When a database connection pool is used, the resulting connections required will be far less than the number of EJB components in a deployed system. Because database connections are expensive to create and manage, this architecture increases the overall application scalability. Furthermore, connections to the databases do not need to be reestablished continuously, thus improving application performance.

Resource pooling can be applied to other resources as well, such as socket connections and threads. Pooling of components simply means that a dedicated resource for each client is not necessary. Typical configurable parameters include container threads, session beans instances, entity bean cache size, and database connection pool size. All of these need to be configured appropriately to exhibit fast response times and high overall system throughput.


In any Java application, the JVM is an important factor in performance tuning. Hence, to develop and deploy high-performing EJB server-side applications, several JVM configuration and performance tuning activities need to be considered.

JVM heap size is one important setting. The heap is a repository for Java objects and free memory. When the JVM runs out of memory in the heap, all execution in it ceases while a garbage collection algorithm goes through memory and frees space that is no longer required. This is an obvious performance hit because application code blocks during garbage collection. Thus, in an EJB application no server-side work can be done.

If heap size is huge, garbage collection will be infrequent; when it does kick in, however, it will take a much longer time, possibly long enough to disrupt normal system operations. Garbage collection can slow down (and sometime completely stop) server processing, giving the impression that the server is slow and unresponsive.

To appropriately set the JVM heap size, it is necessary to monitor the paging activities on the server machine.
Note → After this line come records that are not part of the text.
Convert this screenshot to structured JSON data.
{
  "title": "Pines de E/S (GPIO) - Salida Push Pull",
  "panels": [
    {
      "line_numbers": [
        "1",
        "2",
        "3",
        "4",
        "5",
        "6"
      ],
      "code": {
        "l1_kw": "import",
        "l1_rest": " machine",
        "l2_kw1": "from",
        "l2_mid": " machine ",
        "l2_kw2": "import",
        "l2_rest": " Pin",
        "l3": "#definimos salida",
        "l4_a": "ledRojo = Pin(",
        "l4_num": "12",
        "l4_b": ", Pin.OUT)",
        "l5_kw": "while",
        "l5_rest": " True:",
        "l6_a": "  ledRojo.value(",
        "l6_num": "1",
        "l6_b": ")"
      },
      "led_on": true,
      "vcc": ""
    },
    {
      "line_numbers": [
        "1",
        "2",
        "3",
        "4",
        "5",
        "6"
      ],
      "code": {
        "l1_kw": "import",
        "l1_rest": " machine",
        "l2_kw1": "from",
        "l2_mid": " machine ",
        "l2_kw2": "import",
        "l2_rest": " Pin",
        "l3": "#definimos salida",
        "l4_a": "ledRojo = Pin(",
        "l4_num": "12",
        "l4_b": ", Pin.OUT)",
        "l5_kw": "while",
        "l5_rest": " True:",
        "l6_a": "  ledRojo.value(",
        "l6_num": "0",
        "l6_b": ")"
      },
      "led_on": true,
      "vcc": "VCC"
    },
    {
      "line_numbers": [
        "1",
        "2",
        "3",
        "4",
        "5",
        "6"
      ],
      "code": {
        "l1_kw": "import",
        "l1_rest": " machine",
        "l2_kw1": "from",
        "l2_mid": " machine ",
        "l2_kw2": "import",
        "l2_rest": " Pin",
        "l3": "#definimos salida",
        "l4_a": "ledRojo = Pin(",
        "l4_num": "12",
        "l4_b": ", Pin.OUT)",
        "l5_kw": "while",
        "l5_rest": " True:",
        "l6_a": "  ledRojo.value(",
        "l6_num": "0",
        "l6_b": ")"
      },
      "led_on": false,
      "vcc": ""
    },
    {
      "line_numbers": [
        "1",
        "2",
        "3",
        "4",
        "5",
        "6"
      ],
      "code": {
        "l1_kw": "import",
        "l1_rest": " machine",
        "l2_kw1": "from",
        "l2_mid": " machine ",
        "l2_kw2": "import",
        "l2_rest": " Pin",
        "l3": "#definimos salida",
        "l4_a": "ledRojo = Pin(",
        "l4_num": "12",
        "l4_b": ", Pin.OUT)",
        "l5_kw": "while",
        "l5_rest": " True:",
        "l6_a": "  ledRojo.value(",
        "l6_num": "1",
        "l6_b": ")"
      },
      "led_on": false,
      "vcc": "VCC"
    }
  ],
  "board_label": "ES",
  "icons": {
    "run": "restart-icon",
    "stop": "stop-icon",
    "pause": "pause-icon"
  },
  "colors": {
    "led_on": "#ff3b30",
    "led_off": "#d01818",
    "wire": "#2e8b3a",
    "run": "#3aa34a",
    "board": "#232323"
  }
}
Paging is an expensive performance overhead and therefore should be avoided on application servers by increasing the JVM heap size to match the application's needs. Another way is to watch the garbage collector by using the -gcverbose compiler option. If incremental garbage collection is an option, it is almost always best to turn it on.

    Part Two: Creating an Architecture
    Part Four: Moving From One System to Many